It’s important to notice that Glue DataBrew jobs are separated from standard Glue jobs.
After working with the tool ourselves, and experimenting with it, we gathered some insights, for users to keep in mind when using DataBrew:
- Profiling Jobs + DQ-Rules are a great way of getting a detailed report of the input data
- Schedule functionality allows us to periodically run jobs
- When exporting to S3, you can automatically create the schema in Glue DataCatalog
- Transformations supports regex
- It is super easy to reorder the different steps within a recipe, or remove any of them
- It supports the use of KMS service for hashing and encryption of columns, but there are extra costs incurred
- There aren’t (yet) any transformations or functions for Geospatial data
- Some of the transformations drop the source column, (e.g. the MERGE Transformation, use instead the CREATE COLUMN if you want to keep the source columns)
- The Recipes can be exported, but in a custom DSL format (JSON or YAML), and it’s not straightforward to implement it on Spark or Python, which might be a huge limitation in order to port the transformation steps to be used in Glue or other platforms

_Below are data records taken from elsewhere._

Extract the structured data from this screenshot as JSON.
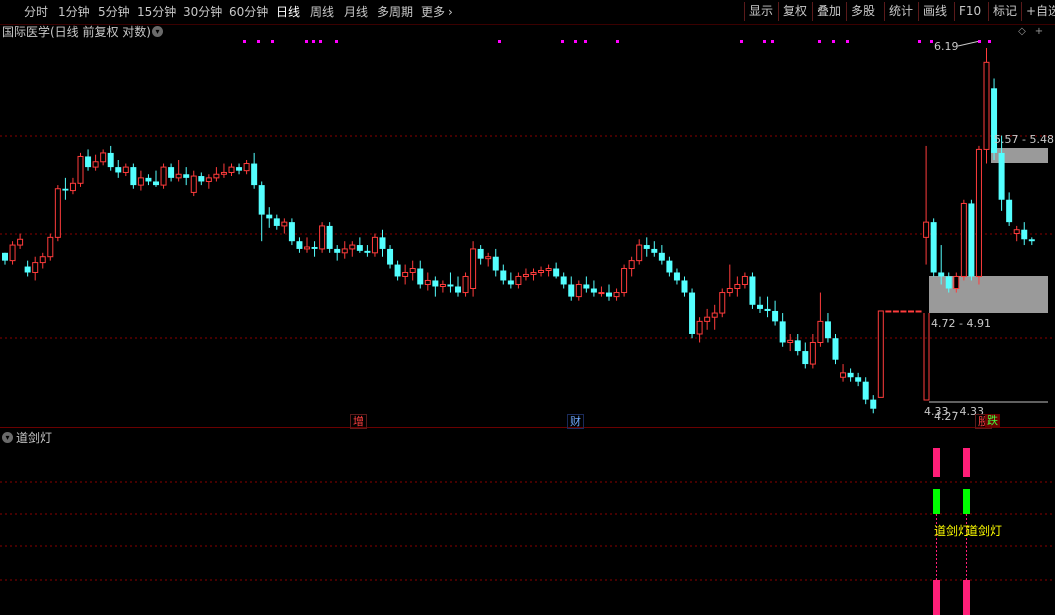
{
  "toolbar": {
    "periods": [
      "分时",
      "1分钟",
      "5分钟",
      "15分钟",
      "30分钟",
      "60分钟",
      "日线",
      "周线",
      "月线",
      "多周期",
      "更多"
    ],
    "active_period": "日线",
    "right_buttons": [
      "显示",
      "复权",
      "叠加",
      "多股",
      "统计",
      "画线",
      "F10",
      "标记",
      "+自选"
    ]
  },
  "chart": {
    "title": "国际医学(日线 前复权 对数)",
    "high_label": "6.19",
    "low_label": "4.27",
    "band_upper_label": "5.57 - 5.48",
    "band_lower_label": "4.72 - 4.91",
    "bottom_range_label": "4.33 - 4.33",
    "events": [
      {
        "text": "增",
        "color": "#ff4040"
      },
      {
        "text": "财",
        "color": "#6fa8ff"
      },
      {
        "text": "股",
        "color": "#ff4040"
      },
      {
        "text": "跌",
        "color": "#40ff40"
      }
    ]
  },
  "indicator": {
    "name": "道剑灯",
    "signal_label_1": "道剑灯",
    "signal_label_2": "道剑灯"
  },
  "colors": {
    "up": "#ff3c3c",
    "down": "#54ffff",
    "grid": "#8a0000",
    "marker": "#ff00ff",
    "signal_magenta": "#ff1e78",
    "signal_green": "#00ff00",
    "band": "#9a9a9a"
  },
  "candles": [
    [
      5.02,
      5.02,
      4.96,
      4.98
    ],
    [
      4.98,
      5.08,
      4.96,
      5.06
    ],
    [
      5.06,
      5.12,
      5.04,
      5.09
    ],
    [
      4.95,
      4.98,
      4.9,
      4.92
    ],
    [
      4.92,
      5.0,
      4.88,
      4.97
    ],
    [
      4.97,
      5.02,
      4.94,
      5.0
    ],
    [
      5.0,
      5.12,
      4.98,
      5.1
    ],
    [
      5.1,
      5.38,
      5.08,
      5.36
    ],
    [
      5.36,
      5.42,
      5.3,
      5.35
    ],
    [
      5.35,
      5.42,
      5.33,
      5.39
    ],
    [
      5.39,
      5.56,
      5.37,
      5.54
    ],
    [
      5.54,
      5.58,
      5.46,
      5.48
    ],
    [
      5.48,
      5.55,
      5.46,
      5.51
    ],
    [
      5.51,
      5.58,
      5.49,
      5.56
    ],
    [
      5.56,
      5.6,
      5.46,
      5.48
    ],
    [
      5.48,
      5.52,
      5.42,
      5.45
    ],
    [
      5.45,
      5.5,
      5.43,
      5.48
    ],
    [
      5.48,
      5.5,
      5.36,
      5.38
    ],
    [
      5.38,
      5.46,
      5.35,
      5.42
    ],
    [
      5.42,
      5.44,
      5.38,
      5.4
    ],
    [
      5.4,
      5.46,
      5.37,
      5.38
    ],
    [
      5.38,
      5.5,
      5.36,
      5.48
    ],
    [
      5.48,
      5.5,
      5.4,
      5.42
    ],
    [
      5.42,
      5.52,
      5.4,
      5.44
    ],
    [
      5.44,
      5.48,
      5.38,
      5.42
    ],
    [
      5.34,
      5.46,
      5.32,
      5.43
    ],
    [
      5.43,
      5.45,
      5.38,
      5.4
    ],
    [
      5.4,
      5.44,
      5.36,
      5.42
    ],
    [
      5.42,
      5.48,
      5.4,
      5.44
    ],
    [
      5.44,
      5.5,
      5.42,
      5.45
    ],
    [
      5.45,
      5.5,
      5.43,
      5.48
    ],
    [
      5.48,
      5.5,
      5.44,
      5.46
    ],
    [
      5.46,
      5.52,
      5.44,
      5.5
    ],
    [
      5.5,
      5.56,
      5.36,
      5.38
    ],
    [
      5.38,
      5.4,
      5.08,
      5.22
    ],
    [
      5.22,
      5.26,
      5.15,
      5.2
    ],
    [
      5.2,
      5.22,
      5.14,
      5.16
    ],
    [
      5.16,
      5.2,
      5.12,
      5.18
    ],
    [
      5.18,
      5.2,
      5.06,
      5.08
    ],
    [
      5.08,
      5.1,
      5.02,
      5.04
    ],
    [
      5.04,
      5.1,
      5.02,
      5.05
    ],
    [
      5.05,
      5.08,
      5.0,
      5.04
    ],
    [
      5.04,
      5.18,
      5.02,
      5.16
    ],
    [
      5.16,
      5.18,
      5.02,
      5.04
    ],
    [
      5.04,
      5.06,
      4.98,
      5.02
    ],
    [
      5.02,
      5.08,
      4.99,
      5.04
    ],
    [
      5.04,
      5.08,
      5.0,
      5.06
    ],
    [
      5.06,
      5.1,
      5.02,
      5.03
    ],
    [
      5.03,
      5.06,
      5.0,
      5.02
    ],
    [
      5.02,
      5.12,
      5.0,
      5.1
    ],
    [
      5.1,
      5.14,
      5.0,
      5.04
    ],
    [
      5.04,
      5.06,
      4.94,
      4.96
    ],
    [
      4.96,
      4.98,
      4.88,
      4.9
    ],
    [
      4.9,
      4.96,
      4.86,
      4.92
    ],
    [
      4.92,
      4.98,
      4.88,
      4.94
    ],
    [
      4.94,
      4.98,
      4.84,
      4.86
    ],
    [
      4.86,
      4.92,
      4.83,
      4.88
    ],
    [
      4.88,
      4.9,
      4.8,
      4.85
    ],
    [
      4.85,
      4.88,
      4.82,
      4.86
    ],
    [
      4.86,
      4.92,
      4.82,
      4.85
    ],
    [
      4.85,
      4.9,
      4.8,
      4.82
    ],
    [
      4.82,
      4.92,
      4.8,
      4.9
    ],
    [
      4.84,
      5.08,
      4.8,
      5.04
    ],
    [
      5.04,
      5.06,
      4.96,
      4.99
    ],
    [
      4.99,
      5.02,
      4.95,
      5.0
    ],
    [
      5.0,
      5.04,
      4.9,
      4.93
    ],
    [
      4.93,
      4.96,
      4.86,
      4.88
    ],
    [
      4.88,
      4.92,
      4.84,
      4.86
    ],
    [
      4.86,
      4.92,
      4.84,
      4.9
    ],
    [
      4.9,
      4.94,
      4.88,
      4.91
    ],
    [
      4.91,
      4.94,
      4.88,
      4.92
    ],
    [
      4.92,
      4.95,
      4.9,
      4.93
    ],
    [
      4.93,
      4.96,
      4.9,
      4.94
    ],
    [
      4.94,
      4.97,
      4.89,
      4.9
    ],
    [
      4.9,
      4.92,
      4.84,
      4.86
    ],
    [
      4.86,
      4.9,
      4.78,
      4.8
    ],
    [
      4.8,
      4.88,
      4.78,
      4.86
    ],
    [
      4.86,
      4.9,
      4.82,
      4.84
    ],
    [
      4.84,
      4.88,
      4.8,
      4.82
    ],
    [
      4.82,
      4.85,
      4.8,
      4.82
    ],
    [
      4.82,
      4.86,
      4.78,
      4.8
    ],
    [
      4.8,
      4.84,
      4.78,
      4.82
    ],
    [
      4.82,
      4.96,
      4.8,
      4.94
    ],
    [
      4.94,
      5.0,
      4.9,
      4.98
    ],
    [
      4.98,
      5.09,
      4.96,
      5.06
    ],
    [
      5.06,
      5.1,
      5.0,
      5.04
    ],
    [
      5.04,
      5.08,
      5.0,
      5.02
    ],
    [
      5.02,
      5.06,
      4.96,
      4.98
    ],
    [
      4.98,
      5.0,
      4.9,
      4.92
    ],
    [
      4.92,
      4.94,
      4.86,
      4.88
    ],
    [
      4.88,
      4.9,
      4.8,
      4.82
    ],
    [
      4.82,
      4.84,
      4.6,
      4.62
    ],
    [
      4.62,
      4.7,
      4.58,
      4.68
    ],
    [
      4.68,
      4.74,
      4.64,
      4.7
    ],
    [
      4.7,
      4.76,
      4.64,
      4.72
    ],
    [
      4.72,
      4.84,
      4.7,
      4.82
    ],
    [
      4.82,
      4.96,
      4.8,
      4.84
    ],
    [
      4.84,
      4.9,
      4.8,
      4.86
    ],
    [
      4.86,
      4.92,
      4.84,
      4.9
    ],
    [
      4.9,
      4.92,
      4.74,
      4.76
    ],
    [
      4.76,
      4.8,
      4.72,
      4.74
    ],
    [
      4.74,
      4.8,
      4.7,
      4.73
    ],
    [
      4.73,
      4.78,
      4.66,
      4.68
    ],
    [
      4.68,
      4.72,
      4.56,
      4.58
    ],
    [
      4.58,
      4.62,
      4.54,
      4.59
    ],
    [
      4.59,
      4.62,
      4.52,
      4.54
    ],
    [
      4.54,
      4.58,
      4.46,
      4.48
    ],
    [
      4.48,
      4.62,
      4.46,
      4.58
    ],
    [
      4.58,
      4.82,
      4.56,
      4.68
    ],
    [
      4.68,
      4.72,
      4.58,
      4.6
    ],
    [
      4.6,
      4.62,
      4.48,
      4.5
    ],
    [
      4.42,
      4.48,
      4.4,
      4.44
    ],
    [
      4.44,
      4.46,
      4.4,
      4.42
    ],
    [
      4.42,
      4.44,
      4.38,
      4.4
    ],
    [
      4.4,
      4.42,
      4.3,
      4.32
    ],
    [
      4.32,
      4.34,
      4.26,
      4.28
    ],
    [
      4.33,
      4.73,
      4.33,
      4.73
    ],
    [
      4.73,
      4.73,
      4.73,
      4.73
    ],
    [
      4.73,
      4.73,
      4.73,
      4.73
    ],
    [
      4.73,
      4.73,
      4.73,
      4.73
    ],
    [
      4.73,
      4.73,
      4.73,
      4.73
    ],
    [
      4.73,
      4.73,
      4.73,
      4.73
    ],
    [
      5.1,
      5.6,
      4.96,
      5.18
    ],
    [
      5.18,
      5.2,
      4.9,
      4.92
    ],
    [
      4.92,
      5.06,
      4.86,
      4.9
    ],
    [
      4.9,
      4.92,
      4.82,
      4.84
    ],
    [
      4.84,
      4.92,
      4.82,
      4.9
    ],
    [
      4.9,
      5.3,
      4.88,
      5.28
    ],
    [
      5.28,
      5.3,
      4.88,
      4.9
    ],
    [
      4.9,
      5.6,
      4.86,
      5.58
    ],
    [
      5.58,
      6.19,
      5.5,
      6.1
    ],
    [
      5.94,
      6.0,
      5.52,
      5.56
    ],
    [
      5.56,
      5.66,
      5.24,
      5.3
    ],
    [
      5.3,
      5.34,
      5.16,
      5.18
    ],
    [
      5.12,
      5.16,
      5.08,
      5.14
    ],
    [
      5.14,
      5.18,
      5.06,
      5.09
    ],
    [
      5.09,
      5.1,
      5.06,
      5.08
    ]
  ]
}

The data science and engineering technology stack grows more complex by the day and, at Edrans, we try to continuously expand our expertise to stay ahead of emerging methods and tools. AWS Glue DataBrew’s functionalities and ease of use were truly outstanding to us.
At first sight, the UI feels modern and clean, the toolbar is intuitive (everything is where you expect it to be), and the side-bar help is always concise and spot on. Props to DataBrew’s user experience team.
Since it can take less than 5 minutes to have everything set up and ready in an interactive session, we consider that it definitely accomplishes the goal of introducing Data Preparation to every kind of user, no matter the technical background, prior experience in data engineering or coding skills.
The integration with the wide variety of data sources and destinations, along with the number of ready-to-use transformations is another point to remark.
It would be great that in the near future there was a symbiosis or the possibility of integrating DataBrew Recipes with the classic Glue, as they are currently totally independent services (besides branding).
We consider that DataBrew is a bet by AWS in the right direction, expanding the range of users, and facilitating the creation of tedious data cleaning jobs under a friendly interface. We are definitely looking forward to seeing how the product and its adoption evolve.
For further digging on the service, AWS provides a full tutorial on the service, with a short walk through that covers all the main functionalities of the service. Also, don’t forget to check the service´s pricing site.
Reach to us in case you have questions on DataBrew or for any other data & machine learning skills that you may need to empower your business. Edrans is part of a small select group of AWS Partners worldwide with Premier status, operating primarily in the LATAM region.